By Christy Barritt
Least Religious States Revealed
According to a new Gallup poll, six of the least religious states in the country are in the Northeast, and they include Vermont, New Hampshire, Maine, Massachusetts, Rhode Island, and Connecticut.
On the opposite side of the spectrum, Mississippi was found to be the most religious state in the union, with 59 percent of its population identifying themselves as “very religious.” Utah followed with 57 percent and then Alabama with 56 percent.
The results from the Gallup poll are based on the responses of 353,492 adults from across the country.
Gallup also identified two-thirds of the population of America as either moderately or very religious. Forty percent said they attend religious services every week or almost every week.
School Removes “God” from Popular Patriotic Song
Educators removed the word God from the popular Lee Greenwood song, “God Bless the USA,” and eventually pulled the song altogether from an upcoming event.
This happened at a Massachusetts elementary school.
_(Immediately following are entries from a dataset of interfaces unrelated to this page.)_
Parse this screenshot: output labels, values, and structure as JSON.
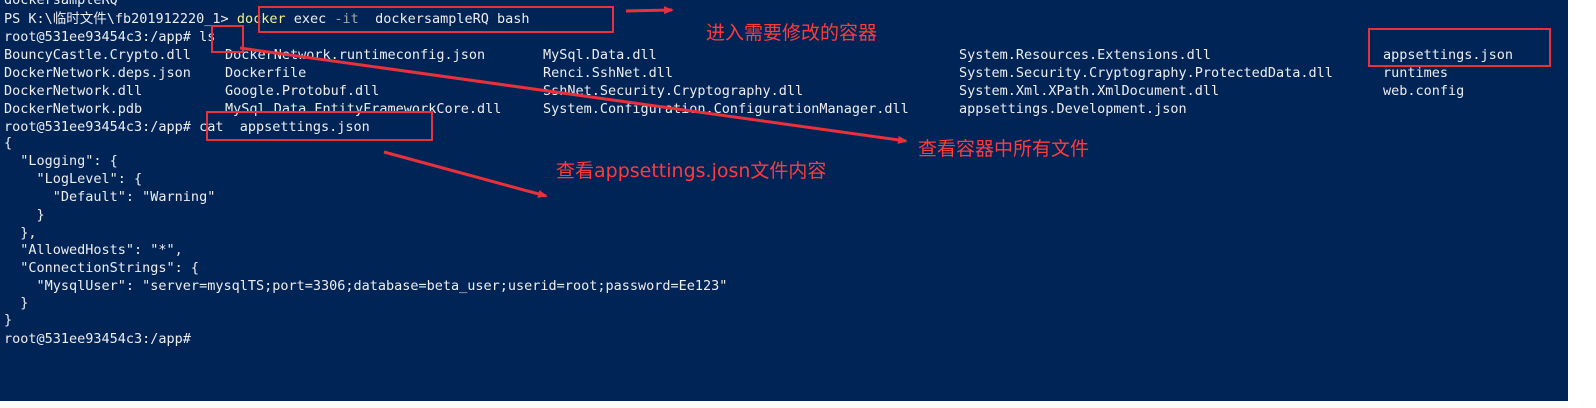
{
  "terminal": {
    "lines": {
      "l0": "dockersampleRQ",
      "l1_prompt": "PS K:\\临时文件\\fb201912220_1>",
      "l1_cmd": "docker",
      "l1_sub": "exec",
      "l1_flag": "-it",
      "l1_rest": "dockersampleRQ bash",
      "l2_prompt": "root@531ee93454c3:/app#",
      "l2_cmd": "ls",
      "l7_prompt": "root@531ee93454c3:/app#",
      "l7_cmd": "cat  appsettings.json",
      "json": [
        "{",
        "  \"Logging\": {",
        "    \"LogLevel\": {",
        "      \"Default\": \"Warning\"",
        "    }",
        "  },",
        "  \"AllowedHosts\": \"*\",",
        "  \"ConnectionStrings\": {",
        "    \"MysqlUser\": \"server=mysqlTS;port=3306;database=beta_user;userid=root;password=Ee123\"",
        "  }",
        "}"
      ],
      "final_prompt": "root@531ee93454c3:/app#"
    },
    "ls_columns": [
      [
        "BouncyCastle.Crypto.dll",
        "DockerNetwork.deps.json",
        "DockerNetwork.dll",
        "DockerNetwork.pdb"
      ],
      [
        "DockerNetwork.runtimeconfig.json",
        "Dockerfile",
        "Google.Protobuf.dll",
        "MySql.Data.EntityFrameworkCore.dll"
      ],
      [
        "MySql.Data.dll",
        "Renci.SshNet.dll",
        "SshNet.Security.Cryptography.dll",
        "System.Configuration.ConfigurationManager.dll"
      ],
      [
        "System.Resources.Extensions.dll",
        "System.Security.Cryptography.ProtectedData.dll",
        "System.Xml.XPath.XmlDocument.dll",
        "appsettings.Development.json"
      ],
      [
        "appsettings.json",
        "runtimes",
        "web.config",
        ""
      ]
    ]
  },
  "annotations": {
    "enter_container": "进入需要修改的容器",
    "view_all_files": "查看容器中所有文件",
    "view_appsettings": "查看appsettings.josn文件内容"
  },
  "colors": {
    "background": "#012456",
    "text": "#eeedf0",
    "command": "#f2f18f",
    "flag": "#a9a9a9",
    "annotation": "#ff3b3b"
  }
}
Students there were told to sing, “We love the USA.” instead of “God bless the USA.”
Parents fumed about the change, so school officials removed the song completely from a school assembly concert.
An online poll taken by Fox 25 in Boston showed that more than 80 percent of viewers were outraged that God’s name was removed from the song.
In response, singer Lee Greenwood released a statement to Fox News, saying, “The most important word in the whole piece of music is the word God, which is also in the title, ‘God Bless The USA.’”
Majority of Christians Hurt by Their Church
Recently the online news site The Blaze asked its readers, “Have you ever been hurt by your church?” The complete survey asked 13 questions and received more than 29,000 responses from participants regarding how they’ve been impacted by faith leaders and houses of worship.
Fifty-eight percent of those participating reported they’d had their feelings hurt by a faith leader in their church. Forty-four percent said that having their feelings hurt led them to leave a church.
When asked if fellow parishioners ever hurt their feelings, 64 percent answered “Yes.”
On the flip side, when the respondents were asked if they themselves had ever hurt the feelings of fellow parishioners or faith leaders, only 33 percent said they had.
The survey involved 2,600 participants, 97 percent claiming to be Christians.
Atheists Want Recognition in Military
The Military Association of Atheists & Free Thinkers (MAAF) is working to add more diversity within military chaplaincy.
The issue has come to the forefront at Fort Meade Army base in Maryland where an Army reservist recently submitted a lay leader application.
A lay leader in the Army and Air Force is appointed by a commanding officer and supervised and trained by the command chaplain. These leaders help with their specific religious group and support or fill in for chaplains when needed.
If his application is approved, the Army reservist will be allowed to work with chaplains to help atheists and humanists on base.
MAAF released a statement that said, “This would help to extend equal recognition and support of humanists and other nontheists at Fort Meade.”
Many religious leaders are opposed to this measure, claiming the move would weaken the chaplaincy. They also argue that those seeking nonreligious assistance already have that available through other services.
Christy Barritt is an award-winning author, freelance writer, and speaker living in Chesapeake, Virginia. She and her husband Scott have two sons.